*** Exercise material Section Begins ***

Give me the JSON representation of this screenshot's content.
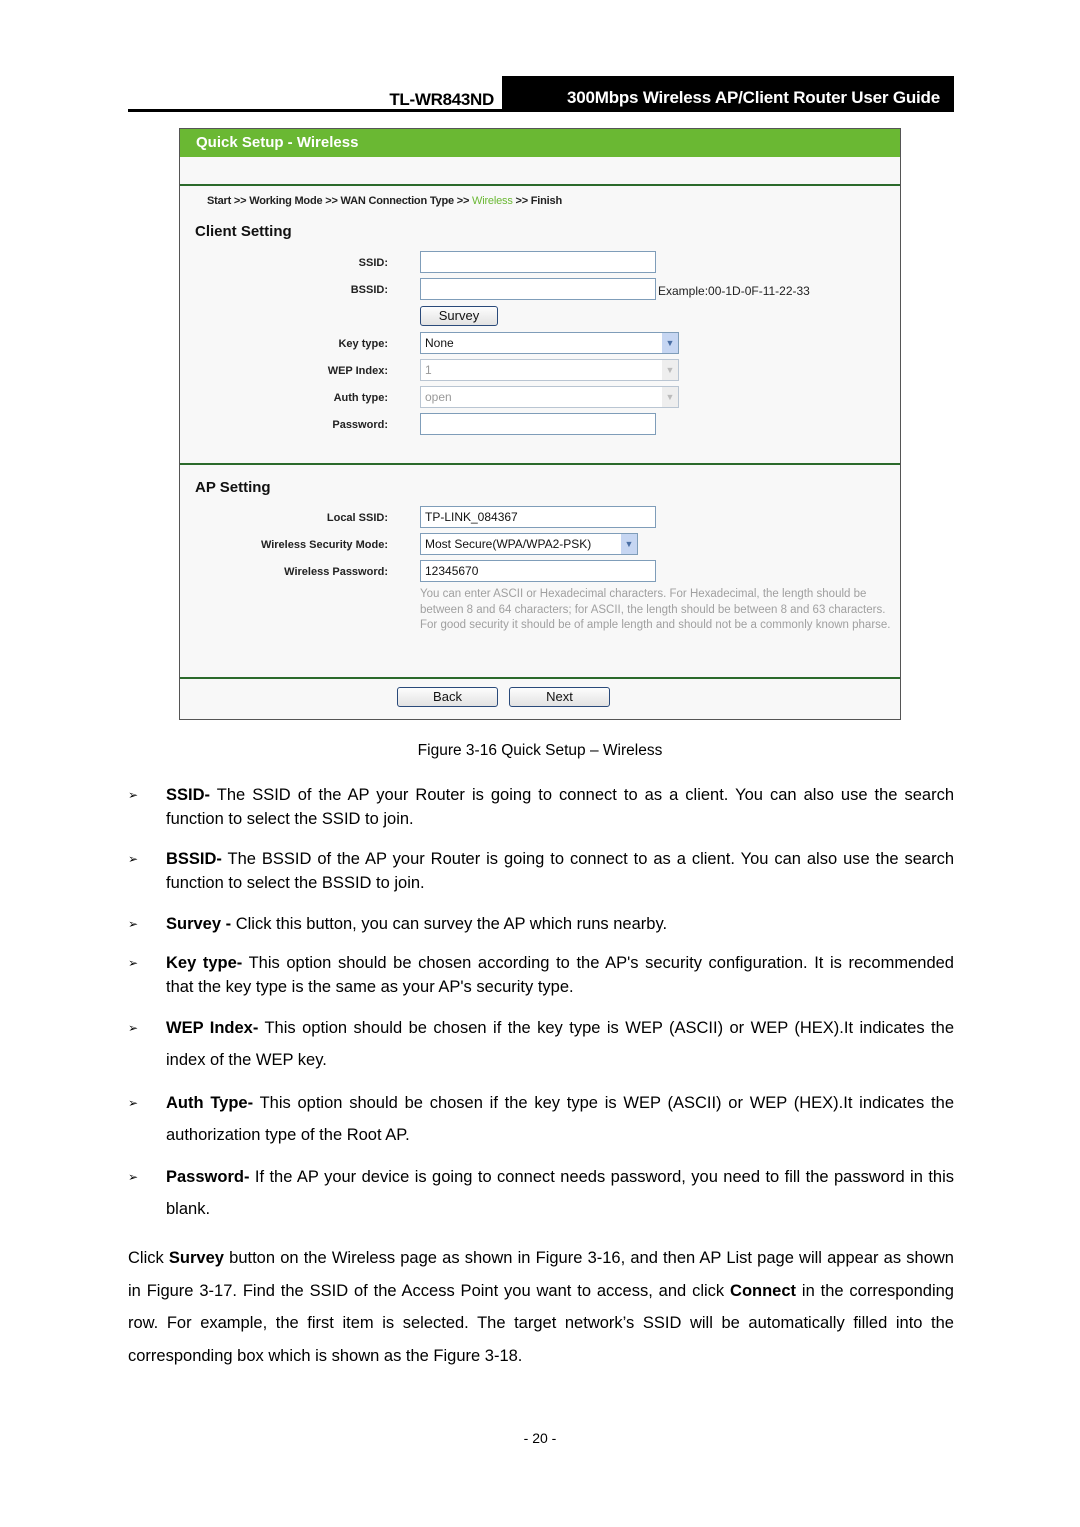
{
  "header": {
    "model": "TL-WR843ND",
    "guide_title": "300Mbps Wireless AP/Client Router User Guide"
  },
  "screenshot": {
    "title": "Quick Setup - Wireless",
    "breadcrumb": {
      "before": "Start >> Working Mode >> WAN Connection Type >> ",
      "active": "Wireless",
      "after": " >> Finish"
    },
    "client_setting": {
      "title": "Client Setting",
      "ssid_label": "SSID:",
      "ssid_value": "",
      "bssid_label": "BSSID:",
      "bssid_value": "",
      "bssid_example": "Example:00-1D-0F-11-22-33",
      "survey_button": "Survey",
      "key_type_label": "Key type:",
      "key_type_value": "None",
      "wep_index_label": "WEP Index:",
      "wep_index_value": "1",
      "auth_type_label": "Auth type:",
      "auth_type_value": "open",
      "password_label": "Password:",
      "password_value": ""
    },
    "ap_setting": {
      "title": "AP Setting",
      "local_ssid_label": "Local SSID:",
      "local_ssid_value": "TP-LINK_084367",
      "security_mode_label": "Wireless Security Mode:",
      "security_mode_value": "Most Secure(WPA/WPA2-PSK)",
      "wireless_password_label": "Wireless Password:",
      "wireless_password_value": "12345670",
      "hint": "You can enter ASCII or Hexadecimal characters. For Hexadecimal, the length should be between 8 and 64 characters; for ASCII, the length should be between 8 and 63 characters. For good security it should be of ample length and should not be a commonly known pharse."
    },
    "back_button": "Back",
    "next_button": "Next",
    "accent_color": "#6ab833"
  },
  "caption": "Figure 3-16 Quick Setup – Wireless",
  "bullets": [
    {
      "term": "SSID-",
      "text": " The SSID of the AP your Router is going to connect to as a client. You can also use the search function to select the SSID to join."
    },
    {
      "term": "BSSID-",
      "text": " The BSSID of the AP your Router is going to connect to as a client. You can also use the search function to select the BSSID to join."
    },
    {
      "term": "Survey -",
      "text": " Click this button, you can survey the AP which runs nearby."
    },
    {
      "term": "Key type-",
      "text": " This option should be chosen according to the AP's security configuration. It is recommended that the key type is the same as your AP's security type."
    },
    {
      "term": "WEP Index-",
      "text": " This option should be chosen if the key type is WEP (ASCII) or WEP (HEX).It indicates the index of the WEP key."
    },
    {
      "term": "Auth Type-",
      "text": " This option should be chosen if the key type is WEP (ASCII) or WEP (HEX).It indicates the authorization type of the Root AP."
    },
    {
      "term": "Password-",
      "text": " If the AP your device is going to connect needs password, you need to fill the password in this blank."
    }
  ],
  "paragraph": {
    "p1": "Click ",
    "b1": "Survey",
    "p2": " button on the Wireless page as shown in Figure 3-16, and then AP List page will appear as shown in Figure 3-17. Find the SSID of the Access Point you want to access, and click ",
    "b2": "Connect",
    "p3": " in the corresponding row. For example, the first item is selected. The target network’s SSID will be automatically filled into the corresponding box which is shown as the Figure 3-18."
  },
  "page_number": "- 20 -",
  "bullet_glyph": "➢"
}
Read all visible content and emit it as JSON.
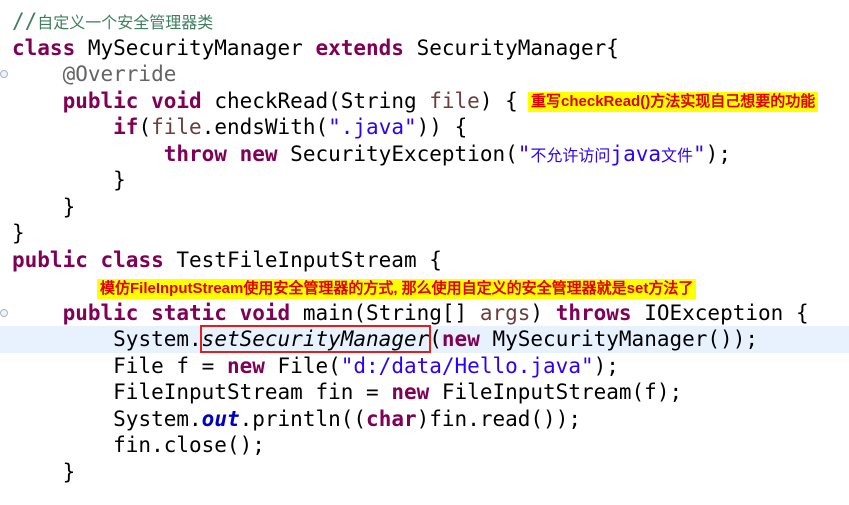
{
  "code": {
    "l1_comment_prefix": "//",
    "l1_comment_text": "自定义一个安全管理器类",
    "l2_class": "class",
    "l2_name": " MySecurityManager ",
    "l2_extends": "extends",
    "l2_super": " SecurityManager{",
    "l3_indent": "    ",
    "l3_annotation": "@Override",
    "l4_indent": "    ",
    "l4_public": "public",
    "l4_void": "void",
    "l4_sig_a": " checkRead(String ",
    "l4_param": "file",
    "l4_sig_b": ") {",
    "l5_indent": "        ",
    "l5_if": "if",
    "l5_a": "(",
    "l5_param": "file",
    "l5_b": ".endsWith(",
    "l5_str": "\".java\"",
    "l5_c": ")) {",
    "l6_indent": "            ",
    "l6_throw": "throw",
    "l6_new": "new",
    "l6_a": " SecurityException(",
    "l6_q1": "\"",
    "l6_zh1": "不允许访问",
    "l6_java": "java",
    "l6_zh2": "文件",
    "l6_q2": "\"",
    "l6_b": ");",
    "l7": "        }",
    "l8": "    }",
    "l9": "}",
    "l10_public": "public",
    "l10_class": "class",
    "l10_name": " TestFileInputStream {",
    "l11_indent": "    ",
    "l11_public": "public",
    "l11_static": "static",
    "l11_void": "void",
    "l11_a": " main(String[] ",
    "l11_param": "args",
    "l11_b": ") ",
    "l11_throws": "throws",
    "l11_c": " IOException {",
    "l12_indent": "        ",
    "l12_a": "System.",
    "l12_method": "setSecurityManager",
    "l12_b": "(",
    "l12_new": "new",
    "l12_c": " MySecurityManager());",
    "l13_indent": "        ",
    "l13_a": "File f = ",
    "l13_new": "new",
    "l13_b": " File(",
    "l13_str": "\"d:/data/Hello.java\"",
    "l13_c": ");",
    "l14_indent": "        ",
    "l14_a": "FileInputStream fin = ",
    "l14_new": "new",
    "l14_b": " FileInputStream(f);",
    "l15_indent": "        ",
    "l15_a": "System.",
    "l15_field": "out",
    "l15_b": ".println((",
    "l15_char": "char",
    "l15_c": ")fin.read());",
    "l16": "        fin.close();",
    "l17": "    }"
  },
  "annotations": {
    "callout1": "重写checkRead()方法实现自己想要的功能",
    "callout2": "模仿FileInputStream使用安全管理器的方式, 那么使用自定义的安全管理器就是set方法了"
  },
  "colors": {
    "keyword": "#7f0055",
    "comment": "#3f7f5f",
    "string": "#2a00ff",
    "annotation": "#646464",
    "callout_bg": "#ffff00",
    "callout_text": "#e00000",
    "highlight_box": "#e02020"
  }
}
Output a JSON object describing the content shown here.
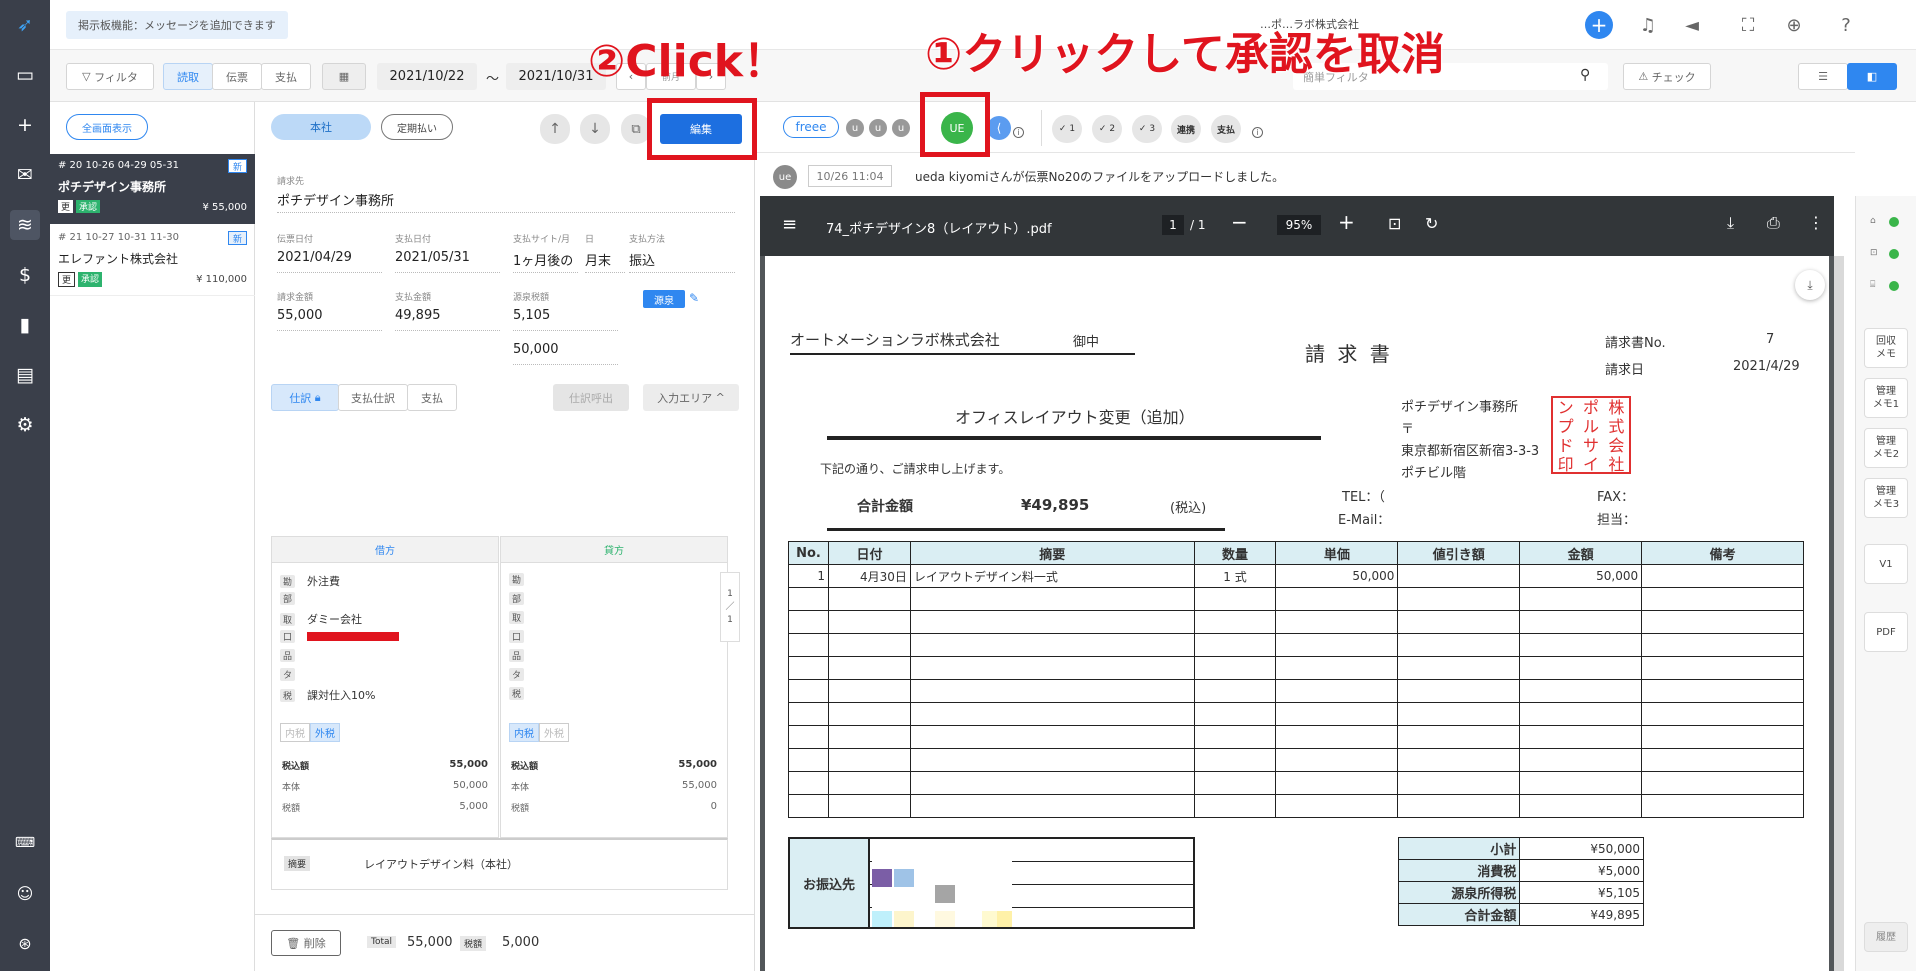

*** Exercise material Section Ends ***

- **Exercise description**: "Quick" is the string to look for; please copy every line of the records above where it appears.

- **Solution for this exercise**:
    "title": "Quick Setup - Wireless",
  "caption": "Figure 3-16 Quick Setup – Wireless",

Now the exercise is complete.